RECORDS FOR THIS EXERCISE>
::::::::::
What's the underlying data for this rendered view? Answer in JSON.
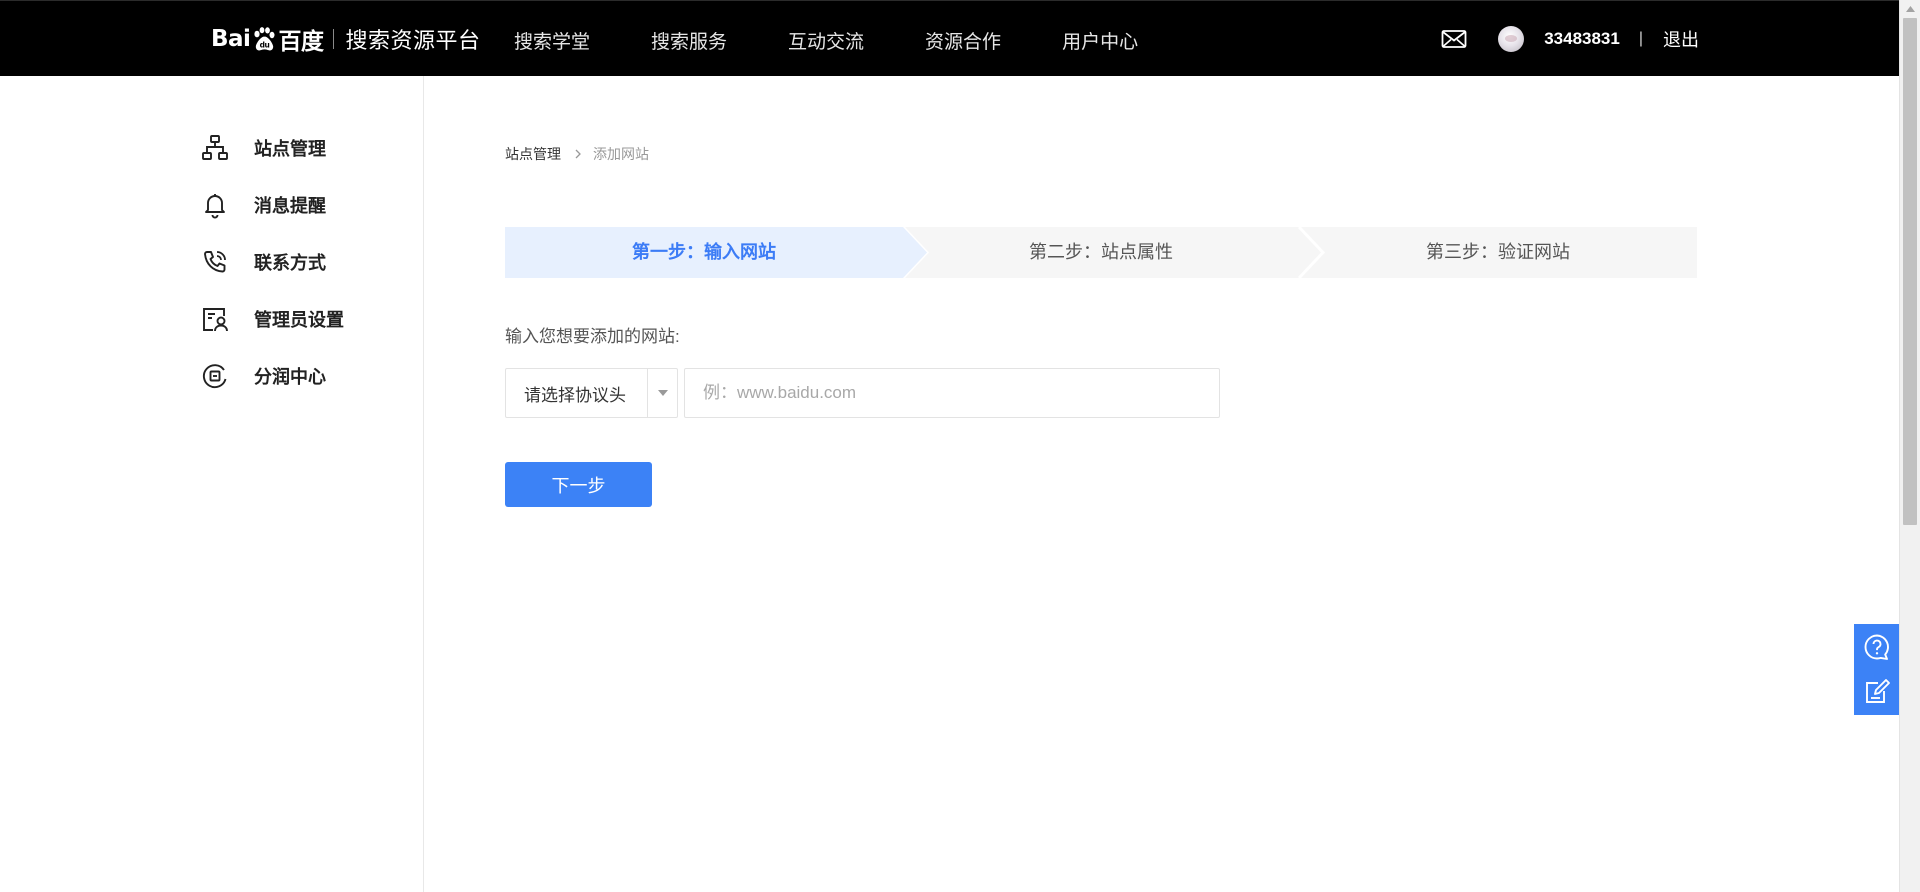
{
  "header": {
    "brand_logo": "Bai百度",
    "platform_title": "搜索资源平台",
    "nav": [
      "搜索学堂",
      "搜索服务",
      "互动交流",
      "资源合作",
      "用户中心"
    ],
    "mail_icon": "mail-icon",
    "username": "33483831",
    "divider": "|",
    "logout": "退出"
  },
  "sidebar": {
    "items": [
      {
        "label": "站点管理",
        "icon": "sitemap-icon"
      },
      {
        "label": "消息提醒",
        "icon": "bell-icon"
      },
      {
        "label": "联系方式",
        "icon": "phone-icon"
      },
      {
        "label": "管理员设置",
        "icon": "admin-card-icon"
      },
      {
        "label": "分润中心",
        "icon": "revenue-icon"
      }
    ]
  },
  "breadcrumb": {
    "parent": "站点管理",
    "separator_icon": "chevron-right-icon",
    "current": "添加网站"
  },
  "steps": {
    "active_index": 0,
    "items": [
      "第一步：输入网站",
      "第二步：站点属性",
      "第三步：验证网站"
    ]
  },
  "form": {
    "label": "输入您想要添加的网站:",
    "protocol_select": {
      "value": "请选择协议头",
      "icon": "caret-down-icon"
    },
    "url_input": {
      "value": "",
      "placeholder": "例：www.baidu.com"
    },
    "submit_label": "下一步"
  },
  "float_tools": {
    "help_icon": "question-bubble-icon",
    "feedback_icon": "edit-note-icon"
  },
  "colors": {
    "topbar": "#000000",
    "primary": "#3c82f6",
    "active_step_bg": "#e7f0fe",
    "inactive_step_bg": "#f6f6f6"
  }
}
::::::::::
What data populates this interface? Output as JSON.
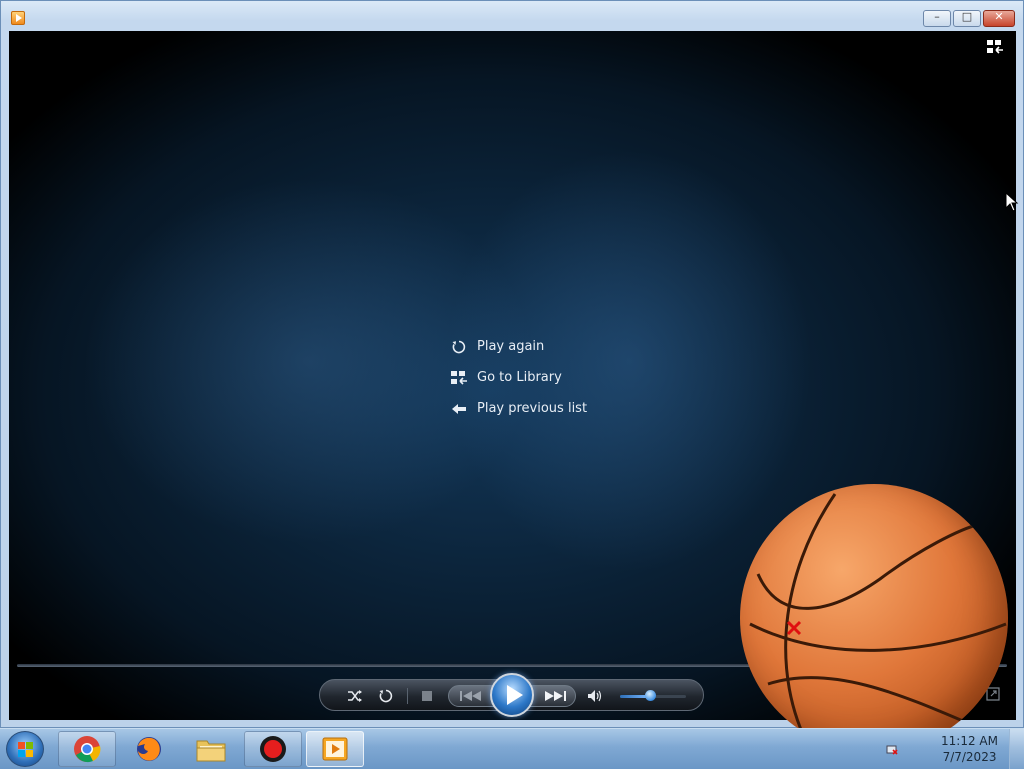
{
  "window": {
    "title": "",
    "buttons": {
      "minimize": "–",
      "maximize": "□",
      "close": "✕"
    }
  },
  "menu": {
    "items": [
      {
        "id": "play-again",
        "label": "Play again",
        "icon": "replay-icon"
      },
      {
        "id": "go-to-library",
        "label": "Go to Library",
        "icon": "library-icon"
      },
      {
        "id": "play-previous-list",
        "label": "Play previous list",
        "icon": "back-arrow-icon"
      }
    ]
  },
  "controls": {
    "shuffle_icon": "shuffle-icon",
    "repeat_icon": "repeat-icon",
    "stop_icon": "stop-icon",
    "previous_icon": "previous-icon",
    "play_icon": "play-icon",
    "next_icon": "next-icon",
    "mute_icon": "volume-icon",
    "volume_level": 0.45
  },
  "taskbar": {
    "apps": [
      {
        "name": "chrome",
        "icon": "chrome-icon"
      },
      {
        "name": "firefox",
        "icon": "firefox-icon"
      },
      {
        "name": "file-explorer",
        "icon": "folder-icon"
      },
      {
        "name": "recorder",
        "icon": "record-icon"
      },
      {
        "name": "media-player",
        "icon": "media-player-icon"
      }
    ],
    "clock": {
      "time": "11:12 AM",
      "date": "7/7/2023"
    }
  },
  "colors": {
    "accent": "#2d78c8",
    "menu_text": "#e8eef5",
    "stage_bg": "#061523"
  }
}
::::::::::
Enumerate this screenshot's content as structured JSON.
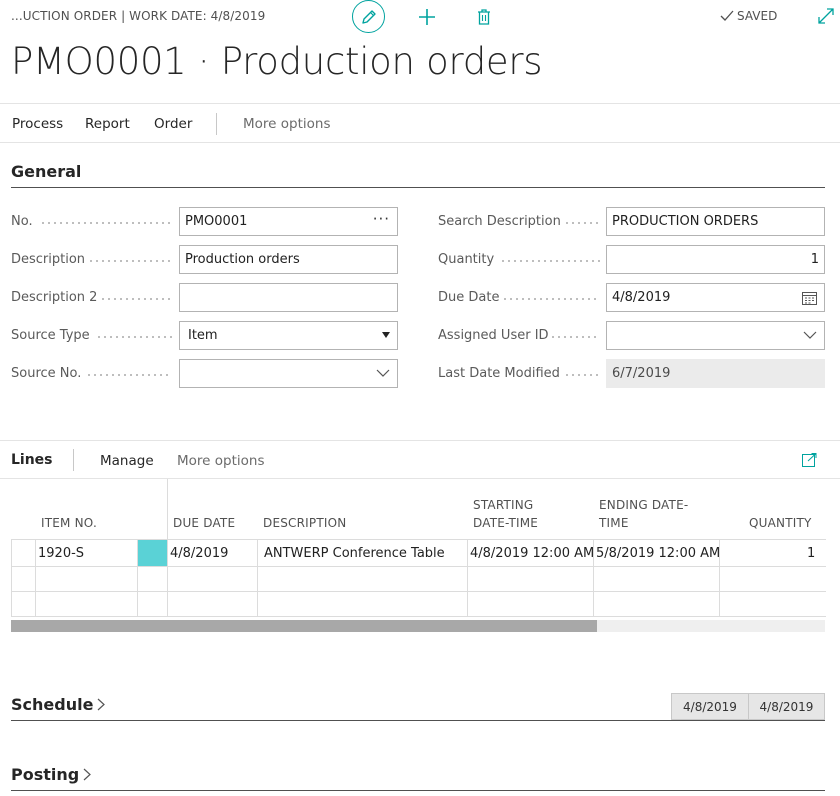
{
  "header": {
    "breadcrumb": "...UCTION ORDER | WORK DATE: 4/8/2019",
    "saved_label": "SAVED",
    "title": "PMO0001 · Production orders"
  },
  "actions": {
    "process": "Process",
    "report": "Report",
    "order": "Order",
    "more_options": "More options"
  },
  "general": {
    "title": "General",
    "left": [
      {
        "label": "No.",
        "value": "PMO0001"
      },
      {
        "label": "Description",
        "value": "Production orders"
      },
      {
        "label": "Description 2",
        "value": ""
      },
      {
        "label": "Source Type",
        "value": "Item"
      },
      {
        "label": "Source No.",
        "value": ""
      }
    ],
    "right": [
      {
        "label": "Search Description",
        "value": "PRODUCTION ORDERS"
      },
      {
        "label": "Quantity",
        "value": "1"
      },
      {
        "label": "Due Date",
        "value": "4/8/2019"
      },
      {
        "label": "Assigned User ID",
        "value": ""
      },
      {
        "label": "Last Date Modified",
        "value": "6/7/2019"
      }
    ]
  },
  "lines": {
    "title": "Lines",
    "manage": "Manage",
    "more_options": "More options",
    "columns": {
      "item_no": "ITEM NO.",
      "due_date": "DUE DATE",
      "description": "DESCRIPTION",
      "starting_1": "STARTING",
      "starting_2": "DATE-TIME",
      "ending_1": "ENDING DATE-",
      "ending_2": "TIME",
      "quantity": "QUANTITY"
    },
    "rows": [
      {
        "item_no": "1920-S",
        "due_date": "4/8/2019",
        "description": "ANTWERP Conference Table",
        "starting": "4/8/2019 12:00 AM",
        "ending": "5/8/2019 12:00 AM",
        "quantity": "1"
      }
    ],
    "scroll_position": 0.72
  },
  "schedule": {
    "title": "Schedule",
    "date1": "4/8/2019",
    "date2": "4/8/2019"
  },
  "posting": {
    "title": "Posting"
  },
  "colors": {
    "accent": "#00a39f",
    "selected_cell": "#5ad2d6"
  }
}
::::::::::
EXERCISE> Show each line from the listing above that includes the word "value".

SOLUTION BELOW>
      "value": "请选择协议头",
      "value": "",
        "value": "PMO0001"
        "value": "Production orders"
        "value": ""
        "value": "Item"
        "value": ""
        "value": "PRODUCTION ORDERS"
        "value": "1"
        "value": "4/8/2019"
        "value": ""
        "value": "6/7/2019"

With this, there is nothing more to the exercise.